Shades of the famed “Lux Aeterna” theme appear here in the light piano melody while a hip-hop undercurrent adds a sense of skewered whimsy and ruggedness , which matches the film’s gritty Coney Island milieu. Electronic chugging sounds evoke the monotony of their lengthy journey past the ocean and an empty roller coaster. Mansell uses hip-hop and electronica to convey the drug party atmosphere that Aronofsky frames with quick, music video-style montages. Opposing these brisk rhythms are Mansell’s “dream” compositions: Slow, staccato chimes overlaying a languid, tapping sound that conveys the characters’ gradual formulation of a plan to get one step closer to their dream.

Variations of the dark “Lux Aeterna” leitmotif occur during pivotal moments, notably, when Sara sends in her application to appear on a television game show. Through his sinister music, Mansell warns the viewer that the latter will not lead to Sara’s happiness but rather her undoing. “Cleaning Apartment” repeats the theme as a demonic Sara cleans her apartment and fidgets on her couch. Aronofsky manipulates the film's playback speed to convey Sara’s mania and unrest, but Mansell’s slow and eerie piano is at odds with these frenetic visuals, rendering this sequence all the more unsettling. Thus, Mansell signals that Sara’s addiction to diet pills will worsen, just as her son Harry predicted.

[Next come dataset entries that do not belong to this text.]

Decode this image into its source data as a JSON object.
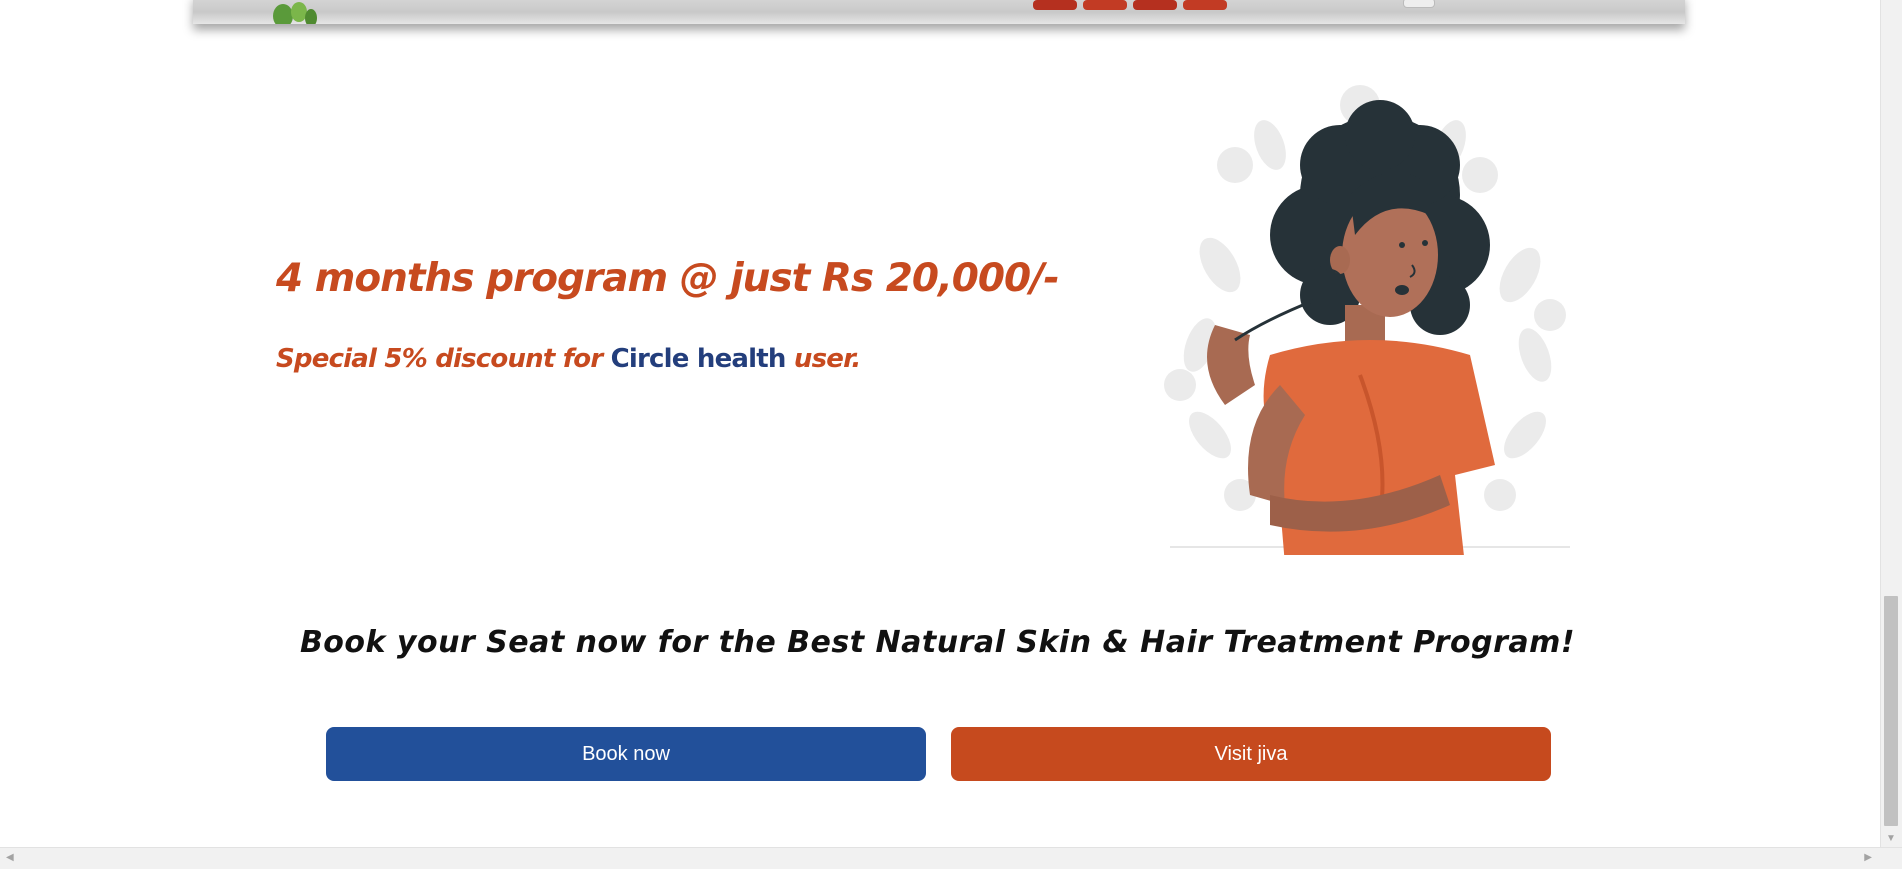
{
  "offer": {
    "program_text": "4 months program @ just Rs 20,000/-",
    "discount_prefix": "Special 5% discount for",
    "discount_brand": "Circle health",
    "discount_suffix": "user."
  },
  "cta": {
    "heading": "Book your Seat now for the Best Natural Skin & Hair Treatment Program!",
    "book_label": "Book now",
    "visit_label": "Visit jiva"
  },
  "colors": {
    "accent_orange": "#c64a1e",
    "accent_blue": "#22509a",
    "brand_navy": "#233e7c"
  },
  "icons": {
    "scroll_down": "▼",
    "scroll_left": "◀",
    "scroll_right": "▶"
  }
}
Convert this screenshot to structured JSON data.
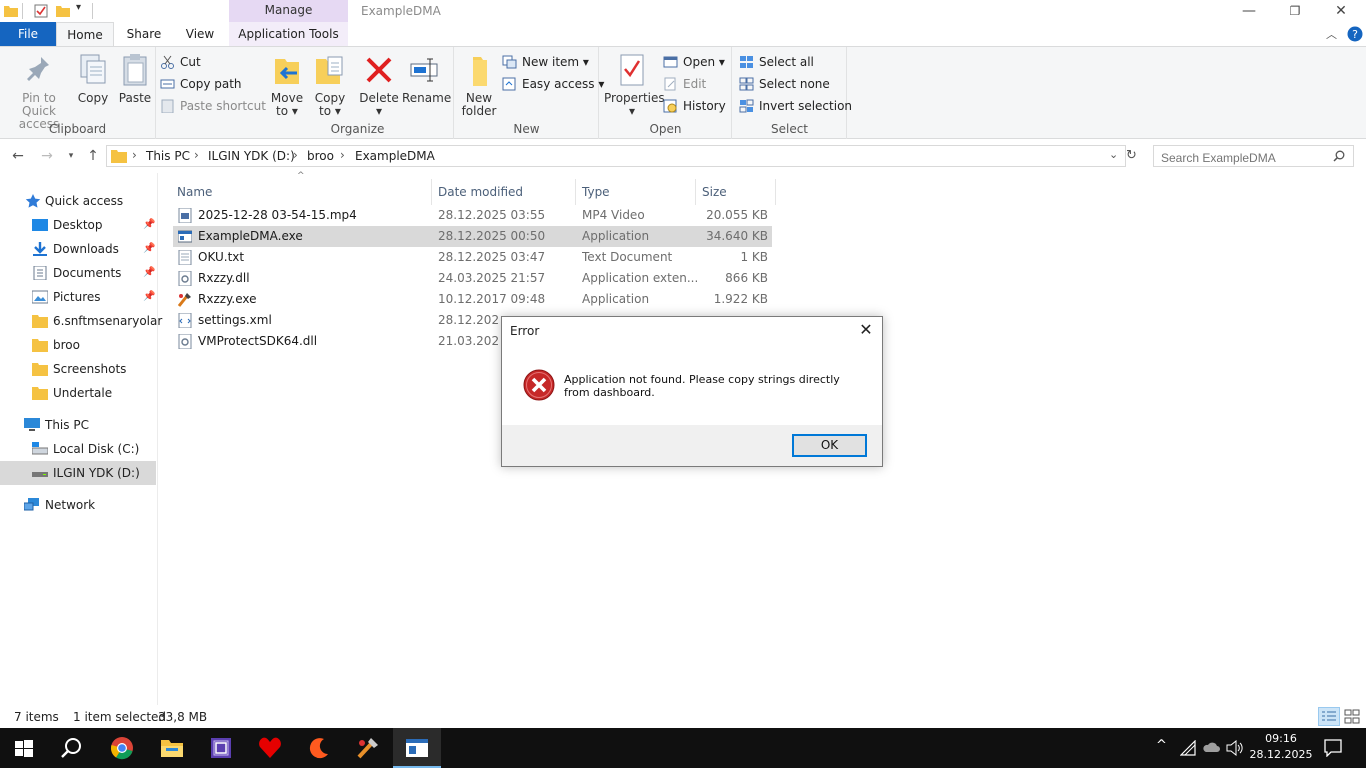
{
  "window": {
    "title": "ExampleDMA",
    "contextual_tab_group": "Manage",
    "minimize": "—",
    "restore": "❐",
    "close": "✕"
  },
  "tabs": {
    "file": "File",
    "home": "Home",
    "share": "Share",
    "view": "View",
    "application_tools": "Application Tools"
  },
  "ribbon": {
    "clipboard": {
      "label": "Clipboard",
      "pin_to_quick_access": [
        "Pin to Quick",
        "access"
      ],
      "copy": "Copy",
      "paste": "Paste",
      "cut": "Cut",
      "copy_path": "Copy path",
      "paste_shortcut": "Paste shortcut"
    },
    "organize": {
      "label": "Organize",
      "move_to": [
        "Move",
        "to ▾"
      ],
      "copy_to": [
        "Copy",
        "to ▾"
      ],
      "delete": [
        "Delete",
        "▾"
      ],
      "rename": "Rename"
    },
    "new": {
      "label": "New",
      "new_folder": [
        "New",
        "folder"
      ],
      "new_item": "New item ▾",
      "easy_access": "Easy access ▾"
    },
    "open": {
      "label": "Open",
      "properties": [
        "Properties",
        "▾"
      ],
      "open": "Open ▾",
      "edit": "Edit",
      "history": "History"
    },
    "select": {
      "label": "Select",
      "select_all": "Select all",
      "select_none": "Select none",
      "invert_selection": "Invert selection"
    }
  },
  "address": {
    "breadcrumbs": [
      "This PC",
      "ILGIN YDK (D:)",
      "broo",
      "ExampleDMA"
    ],
    "search_placeholder": "Search ExampleDMA"
  },
  "navpane": {
    "quick_access": "Quick access",
    "quick_items": [
      "Desktop",
      "Downloads",
      "Documents",
      "Pictures",
      "6.snftmsenaryolar",
      "broo",
      "Screenshots",
      "Undertale"
    ],
    "this_pc": "This PC",
    "drives": [
      "Local Disk (C:)",
      "ILGIN YDK (D:)"
    ],
    "network": "Network"
  },
  "columns": {
    "name": "Name",
    "date_modified": "Date modified",
    "type": "Type",
    "size": "Size"
  },
  "files": [
    {
      "name": "2025-12-28 03-54-15.mp4",
      "date": "28.12.2025 03:55",
      "type": "MP4 Video",
      "size": "20.055 KB"
    },
    {
      "name": "ExampleDMA.exe",
      "date": "28.12.2025 00:50",
      "type": "Application",
      "size": "34.640 KB"
    },
    {
      "name": "OKU.txt",
      "date": "28.12.2025 03:47",
      "type": "Text Document",
      "size": "1 KB"
    },
    {
      "name": "Rxzzy.dll",
      "date": "24.03.2025 21:57",
      "type": "Application exten...",
      "size": "866 KB"
    },
    {
      "name": "Rxzzy.exe",
      "date": "10.12.2017 09:48",
      "type": "Application",
      "size": "1.922 KB"
    },
    {
      "name": "settings.xml",
      "date": "28.12.2025 0",
      "type": "",
      "size": ""
    },
    {
      "name": "VMProtectSDK64.dll",
      "date": "21.03.2023 1",
      "type": "",
      "size": ""
    }
  ],
  "dialog": {
    "title": "Error",
    "message": "Application not found. Please copy strings directly from dashboard.",
    "ok": "OK",
    "close": "✕"
  },
  "status": {
    "item_count": "7 items",
    "selection": "1 item selected",
    "selection_size": "33,8 MB"
  },
  "taskbar": {
    "time": "09:16",
    "date": "28.12.2025"
  },
  "colors": {
    "file_tab": "#1565c0",
    "manage_tab": "#e6d9f3",
    "selection": "#d9d9d9",
    "taskbar": "#101010"
  }
}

In contrast, Mansell crafts a romantic and ethereal musical theme for Harry and Marion (Jennifer Connelly). The deep, resonant cellos no longer convey terror but dreamy beauty. The soft, chiming piano embodies their tender connection and the scene’s overall tranquility as they gaze into each other’s eyes and lightly touch. Yet there is a soft melancholy beneath the piece that hints towards their downfall, indicated by the title “Ghosts of Things to Come.” At the film’s end, “Ghosts of a Future Lost” cements the notion that Marion and Harry have squandered a promising relationship.

This repetition of the “Ghost” theme has a more somber and reflective lilt. It plays over Marion’s devastating phone call before she attends a degrading orgy. She pleads with Harry, who is miles away in Florida and sick with a rotten arm, to come and rescue her, but deep down she knows this is a futile request. Mansell mourns for the broken couple who have allowed drug use to define the love they share.

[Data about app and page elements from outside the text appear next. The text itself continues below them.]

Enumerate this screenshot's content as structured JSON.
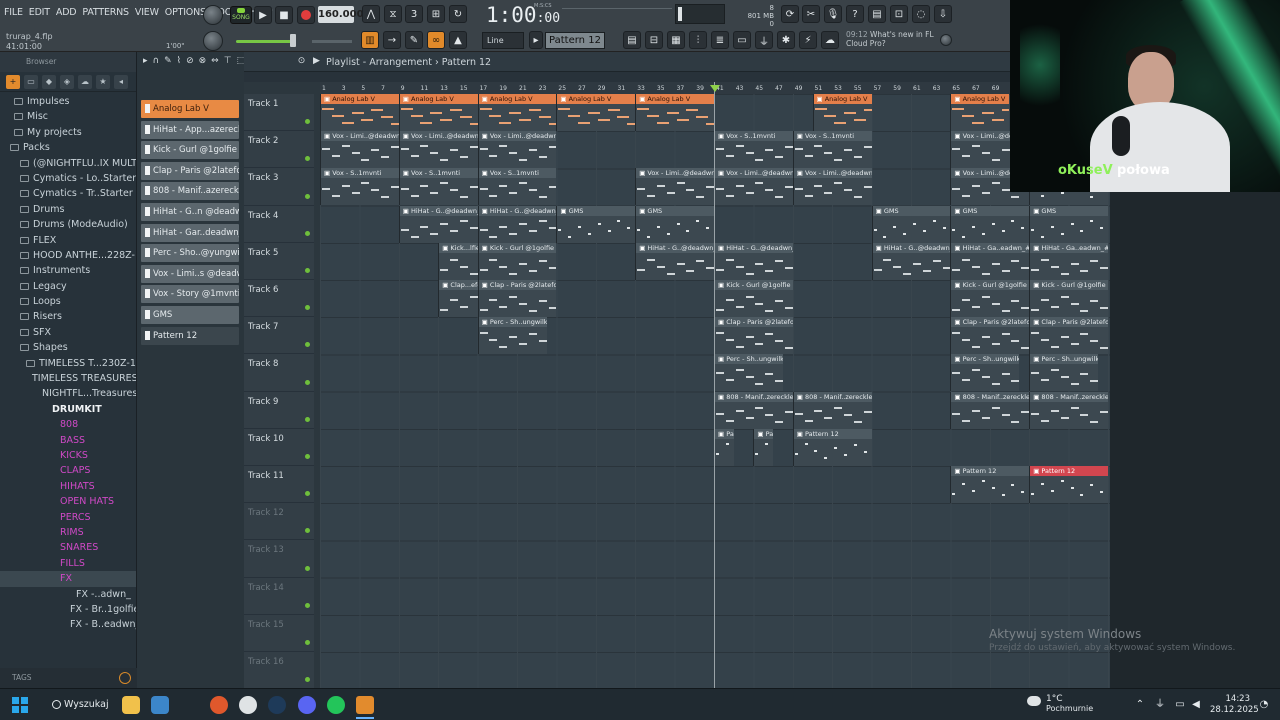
{
  "window": {
    "menu": [
      "FILE",
      "EDIT",
      "ADD",
      "PATTERNS",
      "VIEW",
      "OPTIONS",
      "TOOLS",
      "HELP"
    ],
    "project_name": "trurap_4.flp",
    "project_time": "41:01:00",
    "small_time": "1'00\"",
    "song_mode_label": "SONG",
    "tempo": "160.000",
    "time_display": "1:00",
    "time_display_small": ":00",
    "time_unit": "M:S:CS",
    "cpu_value": "8",
    "mem_value": "801 MB",
    "mem_sub": "0",
    "snap_mode": "Line",
    "pattern_selected": "Pattern 12",
    "news_time": "09:12",
    "news_text": "What's new in FL Cloud Pro?"
  },
  "browser": {
    "title": "Browser",
    "items": [
      "Impulses",
      "Misc",
      "My projects",
      "Packs",
      "(@NIGHTFLU..IX MULTI-KIT",
      "Cymatics - Lo..Starter Pack",
      "Cymatics - Tr..Starter Pack",
      "Drums",
      "Drums (ModeAudio)",
      "FLEX",
      "HOOD ANTHE...228Z-1-001",
      "Instruments",
      "Legacy",
      "Loops",
      "Risers",
      "SFX",
      "Shapes",
      "TIMELESS T...230Z-1-001",
      "TIMELESS TREASURES",
      "NIGHTFL...Treasures",
      "DRUMKIT",
      "808",
      "BASS",
      "KICKS",
      "CLAPS",
      "HIHATS",
      "OPEN HATS",
      "PERCS",
      "RIMS",
      "SNARES",
      "FILLS",
      "FX",
      "FX -..adwn_",
      "FX - Br..1golfie",
      "FX - B..eadwn_"
    ],
    "tags_label": "TAGS"
  },
  "picker": {
    "items": [
      "Analog Lab V",
      "HiHat - App...azereckless",
      "Kick - Gurl @1golfie",
      "Clap - Paris @2latefor",
      "808 - Manif..azereckless",
      "HiHat - G..n @deadwn_",
      "HiHat - Gar..deadwn_ #2",
      "Perc - Sho..@yungwilku",
      "Vox - Limi..s @deadwn_",
      "Vox - Story @1mvnti",
      "GMS",
      "Pattern 12"
    ]
  },
  "playlist": {
    "breadcrumb": [
      "Playlist",
      "Arrangement",
      "Pattern 12"
    ],
    "tracks": [
      "Track 1",
      "Track 2",
      "Track 3",
      "Track 4",
      "Track 5",
      "Track 6",
      "Track 7",
      "Track 8",
      "Track 9",
      "Track 10",
      "Track 11",
      "Track 12",
      "Track 13",
      "Track 14",
      "Track 15",
      "Track 16"
    ],
    "ruler": [
      "1",
      "3",
      "5",
      "7",
      "9",
      "11",
      "13",
      "15",
      "17",
      "19",
      "21",
      "23",
      "25",
      "27",
      "29",
      "31",
      "33",
      "35",
      "37",
      "39",
      "41",
      "43",
      "45",
      "47",
      "49",
      "51",
      "53",
      "55",
      "57",
      "59",
      "61",
      "63",
      "65",
      "67",
      "69"
    ],
    "clips": {
      "analog": "Analog Lab V",
      "vox_limi": "Vox - Limi..@deadwn_",
      "vox_limi_b": "Vox - Limi..@deadwn_",
      "vox_story": "Vox - S..1mvnti",
      "hihat_g": "HiHat - G..@deadwn_",
      "hihat_g2": "HiHat - G..@deadwn_",
      "hihat_ga": "HiHat - Ga..eadwn_#2",
      "gms": "GMS",
      "kick_lfie": "Kick...lfie",
      "kick": "Kick - Gurl @1golfie",
      "clap_efor": "Clap...efor",
      "clap": "Clap - Paris @2latefor",
      "perc": "Perc - Sh..ungwilku",
      "bass808": "808 - Manif..zereckless",
      "pattern12": "Pattern 12"
    }
  },
  "overlay": {
    "streamer_name": "oKuseV",
    "streamer_tag": "połowa",
    "activation_title": "Aktywuj system Windows",
    "activation_sub": "Przejdź do ustawień, aby aktywować system Windows."
  },
  "taskbar": {
    "search_label": "Wyszukaj",
    "weather_temp": "1°C",
    "weather_desc": "Pochmurnie",
    "time": "14:23",
    "date": "28.12.2025"
  }
}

The final two tracks are masterworks of film scoring, accompanying one of the most harrowing sequences in cinema history. “Meltdown” is a jagged clamor of clanging, staccato violins and grating, machine-like sounds. This strange cacophony of sonic distortions adds a sense of terrifying dread and tension to Aronofsky’s jackrabbit cuts between Marion’s participation in the orgy, Sara’s electroshock therapy, Tyrone’s strenuous labor under a racist jailer, and Harry’s worsening arm. The drums get faster to match the rising speed of Aronofsky’s cuts between these ghastly situations, overwhelming the viewer and escalating their horror. 

Mansell’s magnum opus “Lux Aeterna” serves as the finale of Requiem for a Dream, uniting a montage of the main characters, who lie traumatized in their beds. The intense strings and ghostly piano ache with each note, creating an elegy for these damaged figures, whose lives are torn apart — what few dreams they had are completely now vanquished. Mansell creates a score that is just as haunting and unforgettable as Darren Aronofsky’s virtuosic visuals. At once haunting and beautiful, Mansell’s audacious score is a tour de force that perfectly encapsulates this melancholy and melodramatic tale.

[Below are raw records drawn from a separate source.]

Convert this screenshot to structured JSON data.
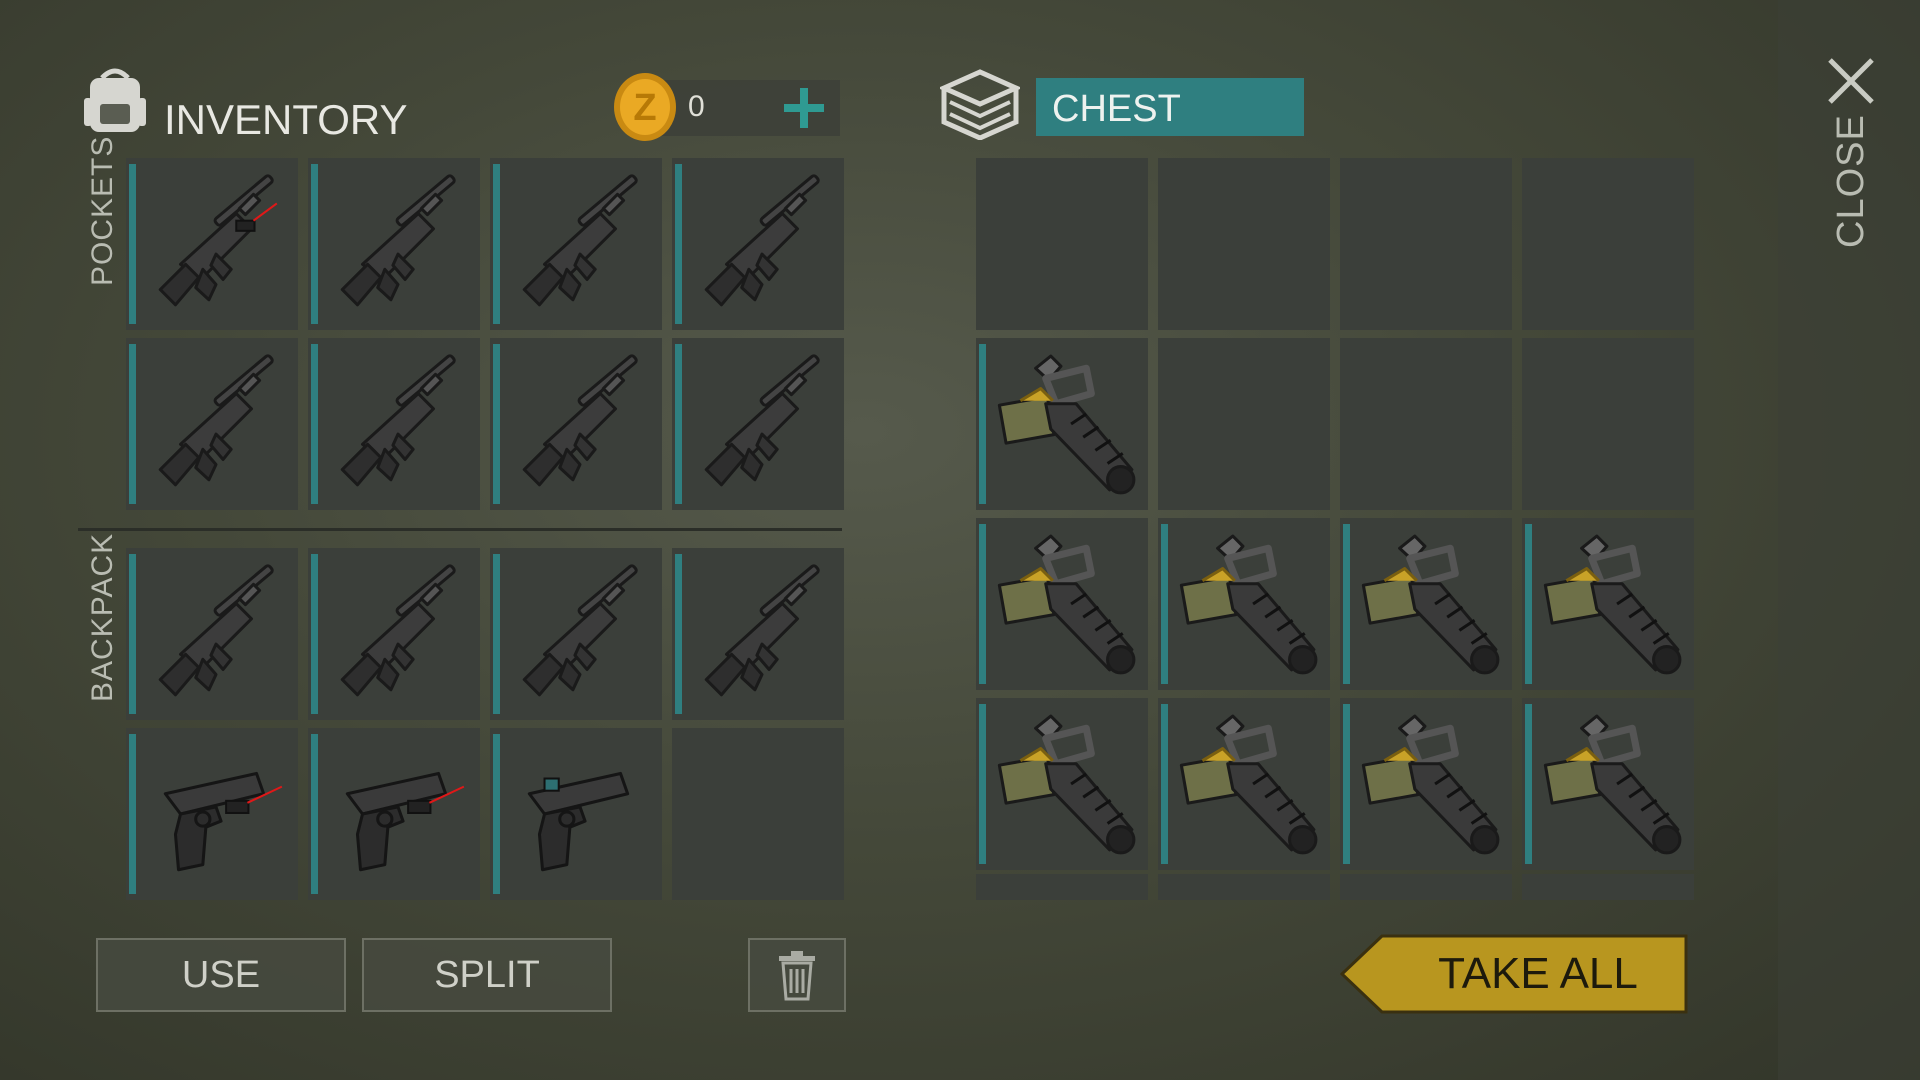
{
  "inventory": {
    "title": "INVENTORY",
    "coins": "0",
    "add_icon": "plus-icon",
    "sections": {
      "pockets": "POCKETS",
      "backpack": "BACKPACK"
    },
    "pocket_items": [
      "rifle-laser",
      "rifle",
      "rifle",
      "rifle",
      "rifle",
      "rifle",
      "rifle",
      "rifle"
    ],
    "backpack_items": [
      "rifle",
      "rifle",
      "rifle",
      "rifle",
      "pistol-laser",
      "pistol-laser",
      "pistol-sight",
      "empty"
    ]
  },
  "chest": {
    "title": "CHEST",
    "items": [
      "empty",
      "empty",
      "empty",
      "empty",
      "minigun",
      "empty",
      "empty",
      "empty",
      "minigun",
      "minigun",
      "minigun",
      "minigun",
      "minigun",
      "minigun",
      "minigun",
      "minigun"
    ]
  },
  "buttons": {
    "use": "USE",
    "split": "SPLIT",
    "take_all": "TAKE ALL",
    "close": "CLOSE"
  },
  "colors": {
    "accent": "#2f7f80",
    "gold": "#c9a227",
    "slot": "#3b3f3a"
  }
}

Watch Now: Darren Aronofsky’s Requiem for a Dream, available to stream through the end of June.

Experiencing Aronofsky withdrawal? Check out our video on Requiem for a Dream’s iconic editing, and watch how cinema portrays altered stated in our video essay, Cinema Under the Influence. Plus, read up on the best film music to be snubbed at the Academy Awards, find out how the movie soundtrack has returned, and learn all about cinema's best needle drops.